Glue Down LVT and LVP Issues
Glue Down LVT and LVP Issues
Luxury Vinyl Tile and Plank as a category continues to grow. Along with growth come issues. Today’s article reflects what I see in the field and what I feel are some of the problems associated with glue down LVT and LVP Flooring.
Lack of acclimation – Vinyl Composition Tile is composed mostly of Limestone. Limestone has little movement when hot or cold. The composition of LVT and LVP is mostly vinyl, virgin or recycled vinyl. Vinyl expands when warm and contracts when cool. Installing LVT in new construction during the winter where they provide temporary heat can lead to issues. The LVT and LVP expands when the room is warm, and when the heat is removed, it contracts and starts to gap. Not only is the LVT and LVP affected, removing the heat also affects the adhesive. Generally, adhesives take 3-5 days to reach their cure. If it gets cold enough, the cold retards the curing process which also retards the holding power of the adhesive.
Adhesives – The adhesives used for LVT and LVP are not like Vinyl Composition Tile Adhesives. They do not have the extended working times like VCT Adhesives. Many LVT and LVP Adhesives have 1-3 hour working times compared to VCT Adhesives that have 12-24 hour working times. When you exceed the working times you are losing critical bond strength.

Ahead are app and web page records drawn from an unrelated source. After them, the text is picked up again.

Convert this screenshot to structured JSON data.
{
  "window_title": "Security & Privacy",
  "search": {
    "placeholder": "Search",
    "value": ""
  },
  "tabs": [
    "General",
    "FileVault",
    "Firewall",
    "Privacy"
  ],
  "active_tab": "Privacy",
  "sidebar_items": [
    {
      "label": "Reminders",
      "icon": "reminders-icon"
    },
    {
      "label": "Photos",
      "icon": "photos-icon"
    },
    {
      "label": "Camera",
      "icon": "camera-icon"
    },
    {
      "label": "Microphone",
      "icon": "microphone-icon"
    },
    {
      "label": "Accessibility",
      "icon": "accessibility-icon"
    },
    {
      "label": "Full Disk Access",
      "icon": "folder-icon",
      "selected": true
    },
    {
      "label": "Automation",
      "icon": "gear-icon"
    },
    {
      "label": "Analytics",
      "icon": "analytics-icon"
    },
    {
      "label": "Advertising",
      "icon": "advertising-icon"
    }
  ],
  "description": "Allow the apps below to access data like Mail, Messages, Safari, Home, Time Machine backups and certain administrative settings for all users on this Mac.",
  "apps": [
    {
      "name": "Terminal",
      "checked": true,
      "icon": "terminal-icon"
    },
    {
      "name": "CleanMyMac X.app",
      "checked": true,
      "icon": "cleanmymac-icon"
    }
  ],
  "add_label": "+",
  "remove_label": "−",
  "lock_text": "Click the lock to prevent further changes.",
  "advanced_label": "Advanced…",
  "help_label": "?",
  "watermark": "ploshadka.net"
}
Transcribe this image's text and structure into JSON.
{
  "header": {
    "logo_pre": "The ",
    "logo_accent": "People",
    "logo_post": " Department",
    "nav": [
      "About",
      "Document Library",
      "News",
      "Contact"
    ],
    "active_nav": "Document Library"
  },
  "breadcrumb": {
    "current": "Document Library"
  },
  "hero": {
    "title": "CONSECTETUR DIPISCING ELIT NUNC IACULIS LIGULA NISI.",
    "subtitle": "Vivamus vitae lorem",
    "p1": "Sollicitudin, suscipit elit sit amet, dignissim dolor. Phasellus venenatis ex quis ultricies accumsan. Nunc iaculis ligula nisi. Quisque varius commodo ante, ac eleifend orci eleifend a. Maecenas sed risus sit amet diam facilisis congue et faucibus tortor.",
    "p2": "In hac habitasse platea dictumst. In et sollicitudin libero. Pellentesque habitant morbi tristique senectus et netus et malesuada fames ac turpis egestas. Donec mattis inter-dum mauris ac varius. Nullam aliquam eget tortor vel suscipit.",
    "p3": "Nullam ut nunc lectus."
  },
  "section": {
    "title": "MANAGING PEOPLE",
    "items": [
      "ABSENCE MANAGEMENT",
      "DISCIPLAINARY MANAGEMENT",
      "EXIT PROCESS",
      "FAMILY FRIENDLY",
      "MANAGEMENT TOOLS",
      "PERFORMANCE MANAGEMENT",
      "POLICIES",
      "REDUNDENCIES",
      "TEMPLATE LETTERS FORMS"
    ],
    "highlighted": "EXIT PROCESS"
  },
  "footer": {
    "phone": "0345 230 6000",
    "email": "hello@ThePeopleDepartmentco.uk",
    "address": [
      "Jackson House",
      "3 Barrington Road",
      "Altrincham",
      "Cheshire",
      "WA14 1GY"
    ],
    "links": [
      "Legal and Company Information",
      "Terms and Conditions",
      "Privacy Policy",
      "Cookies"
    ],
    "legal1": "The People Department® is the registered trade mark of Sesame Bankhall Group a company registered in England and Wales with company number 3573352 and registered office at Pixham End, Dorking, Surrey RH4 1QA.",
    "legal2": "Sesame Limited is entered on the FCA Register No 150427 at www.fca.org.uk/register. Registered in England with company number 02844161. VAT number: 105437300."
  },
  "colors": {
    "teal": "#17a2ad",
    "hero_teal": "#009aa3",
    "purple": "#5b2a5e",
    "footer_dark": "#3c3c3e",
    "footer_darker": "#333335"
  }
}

The adhesives for LVT are either Pressure Sensitive or Releasable. Pressure Sensitive are usually troweled on and Releasable are usually rolled. Check to see what type of adhesive you are using, how does it get applied and are you using the correct trowel notching, and what is the working time? These are big factors in having a successful installation.
When using a Releasable Adhesives with LVT products, the LVT requires an expansion zone around all vertical objects (cabinets/pipes/walls). Using a Releasable Adhesive and fitting the LVT and LVP tight to vertical objects is not recommended in a failure. As the subfloor contracts due to it drying out, the LVT and LVP will start to buckle because of the pressure from the subfloor movement. Releasable Adhesives have great shear strength and have little movement ← or →, but yet are easy to peel up ↑.When under pressure from the subfloor shrinking from drying out, the adhesive is not strong enough to hold the LVT and LVP down.
When LVT and LVP products hit the market 15 years ago, the products were mostly wet set into the adhesives. Some LVT and LVP products had to be installed using two-part epoxies because they had poor dimensional stability or the LVT and LVP was being installed over a non-porous substrate. As vinyl-backed adhesives and LVT products expanded, so did the use of adhesives being used dry to the touch. Again, respect the working time of the adhesive. Wet setting into an adhesive gives you a very strong bond. The adhesive covers the entire back of the product which gives you complete coverage. When you allow a trowel on adhesive to dry to the touch, you are only bonding to the top of the adhesive ridges (see illustration below).
When I wet set into an adhesive, I am not just troweling on the adhesive and installing into a completely sloppy wet mess of adhesive. If I were to do this, I would have adhesive coming up through the joints and the flooring product shifting around in this wet mess.
When wet setting into an adhesive, I will trowel a 2 to 3 foot band of adhesive and allow it to flash off 10-15 minutes to where I can start to see the trowel notching just starting to set up. Then I install my LVT into the adhesive and roll it. This process can only be done on a porous subfloor. If I were to do this over a non-porous subfloor like existing vinyl, I would trap all the moisture of the adhesive between the existing vinyl and the new LVT flooring. The existing vinyl will not absorb any of the moisture from the adhesive and the new LVT flooring will also not absorb any of the moisture.
Poured Gypsum Underlayments - Gypsum Underlayments continue to plague the flooring industry. When installing over a Gypsum Underlayment, it needs to be sealed with a Primer to seal up the face of the Gypsum Underlayment. Gypsum Underlayments are very porous and if not sealed properly, it will reduce the working time to half. So, my LVT Adhesive with a 2 hour working time is now down to 1 hour or less.
Product – Most of my LVT and LVP issues are with the lower cost products and when used with a lower cost adhesive. Lower end products generally are not structured like higher end products. They usually do not have a fiberglass inner layer for added dimensional stability. Again, their composition is mostly vinyl. The lower cost adhesive generally can have more filler in it than a higher end adhesive which can reduce its strength.